As a secular yoga practitioner, I interpret this as “clearing up the path to a better version of myself so that I can observe my present self and work on ways to better myself”. / “to be able to concentrate my mind -that is to shut down the distractions- to clear up the path between my present self and my ideal, better self, in order to discover ways to better myself in a way that I am content with”.


Yoga achieves this by creating a connection between breath-body-mind through the training of each by pranayama-asana-meditation, respectively.

Reminding us or helping us remember the connection between breath-mind-body. This is called Vinyasa. This word has a few interconnected meanings. Like many Sanskrit words, this is a compound word from the combination of the word Nyasa and Vi. Nyasa denotes “to place” and vi denotes “in a special way.” Like many Sanskrit words, vinyasa is a term that has many meanings. To begin with the more literal meaning, according to Monier-Williams dictionary, the sanskrit word in its general sense, means “putting or placing down; a deposit; putting on (ornaments); movement, position (of limbs), attitude; arrangement, disposition, order; scattering, spreading out; establishment, foundation; putting together, connecting (e.g., words), composition (of literary works); exhibition, display; the utterance of words of despair; assemblage, collection; any site or receptacle on or in which anything is deposited.”

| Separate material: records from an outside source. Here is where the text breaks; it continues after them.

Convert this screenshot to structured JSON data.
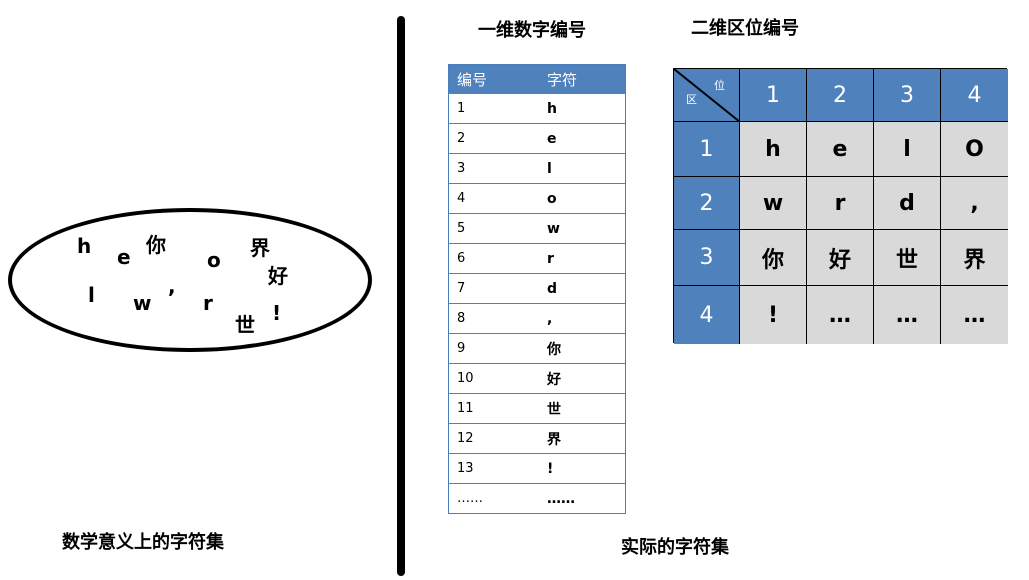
{
  "left": {
    "symbols": [
      "h",
      "e",
      "你",
      "o",
      "界",
      "好",
      "l",
      "w",
      ",",
      "r",
      "!",
      "世"
    ],
    "caption": "数学意义上的字符集"
  },
  "one_d": {
    "title": "一维数字编号",
    "headers": [
      "编号",
      "字符"
    ],
    "rows": [
      [
        "1",
        "h"
      ],
      [
        "2",
        "e"
      ],
      [
        "3",
        "l"
      ],
      [
        "4",
        "o"
      ],
      [
        "5",
        "w"
      ],
      [
        "6",
        "r"
      ],
      [
        "7",
        "d"
      ],
      [
        "8",
        ","
      ],
      [
        "9",
        "你"
      ],
      [
        "10",
        "好"
      ],
      [
        "11",
        "世"
      ],
      [
        "12",
        "界"
      ],
      [
        "13",
        "!"
      ],
      [
        "……",
        "……"
      ]
    ]
  },
  "two_d": {
    "title": "二维区位编号",
    "corner_top": "位",
    "corner_bottom": "区",
    "col_headers": [
      "1",
      "2",
      "3",
      "4"
    ],
    "row_headers": [
      "1",
      "2",
      "3",
      "4"
    ],
    "cells": [
      [
        "h",
        "e",
        "l",
        "O"
      ],
      [
        "w",
        "r",
        "d",
        ","
      ],
      [
        "你",
        "好",
        "世",
        "界"
      ],
      [
        "!",
        "…",
        "…",
        "…"
      ]
    ]
  },
  "bottom_caption": "实际的字符集",
  "colors": {
    "header_blue": "#4f81bd",
    "cell_gray": "#d9d9d9"
  }
}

  1. Simply put, vinyasa means “movement between poses in yoga, typically accompanied by regulated breathing.” – the linking of body movement with breath.
  2. It is also a specific sequence of postures that is used as transition from one posture to the other, therefore “interlinking postures to form a continuous flow. It creates a movement meditation that reveals all forms as being impermanent and for this reason are not held on to.1” The term ‘taking a vinyasa’ refers to the sequence of SN-A or short/half version of SN-A, i.e. ChaturangaDandasana-UpDog-DownDog.
  3. A third definition of Vinyasa is “setting an intention for one’s personal yoga practice and taking the necessary steps toward reaching that goal -vinyasa krama 2
  4. And lastly, it is a type of yoga that puts the idea of Vinyasa and its several meanings at its centre. It is sometimes called Vinyasa Flow. Historically, Vinyasa Flow comes after Ashtanga Vinyasa Yoga. Unlike Ashtanga Vinyasa yoga, where the same set sequence is repeated in each class, in vinyasa flow classes, the sequence is designed by the teacher.

Some basic and simple vinyasa flows that are also known as sun salutations. Sun salutations are perfect for warming up the body.

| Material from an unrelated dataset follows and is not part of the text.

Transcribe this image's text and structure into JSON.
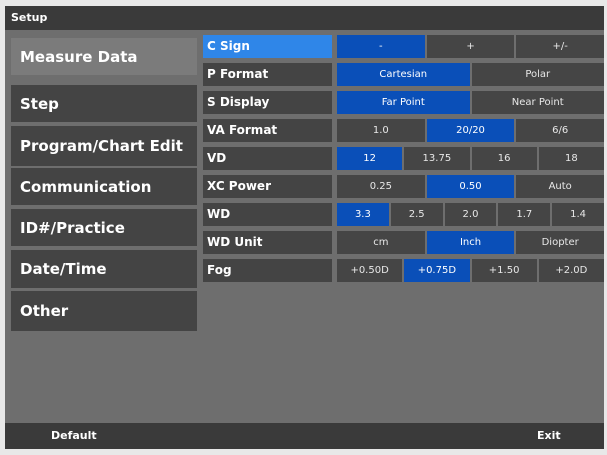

Sun C

Classical Sun Salutation


Sun Salutation A – Surya Namaskara A

Sun Salutation B – Surya Namaskara B

OBS! Remember to step into plank, then lower yourself down through a half-chaturanga by put the knees down first and then lift the head up for a backbend of your choice. After your backbend, take table top to inhale before you exhale into Downward facing dog.

OBS!! In SN-B, instead of warrior A, your other options are a low lunge with the back knee on the floor or a high/crescent lunge where the back leg is straight(ish) and off of the floor.


1. Inhale and step into plank & Exhale and lower yourself down gently, knees first, followed by half-chaturanga.

2. Downward Facing Dog (Adho Mukha Svanasana) is an inverted V; not a plank, not an inverted U. Spread your fingers and feel the suction under the palms. Micro bend in the knees but lift the hips, tail and all up.

3. Keep breathing no matter what unless you can’t, then rest in child’s pose or any other pose that you’re comfortable in. Also, remember to rest when you feel too tired to follow the flow.

4. The more you practice the more fun it will be, stick to your yoga practice. 🙂



  1. Maehle, Gregor (2007). Ashtanga Yoga: Practice and Philosophy (Paperback). New World Library. ISBN 1-57731-606-1 & ISBN 978-1-57731-606-0, p.294

One thought on “Yoga and Vinyasa

Leave a Reply

Fill in your details below or click an icon to log in: Logo

You are commenting using your account. Log Out /  Change )

Google photo

You are commenting using your Google account. Log Out /  Change )

Twitter picture

You are commenting using your Twitter account. Log Out /  Change )

Facebook photo

You are commenting using your Facebook account. Log Out /  Change )

Connecting to %s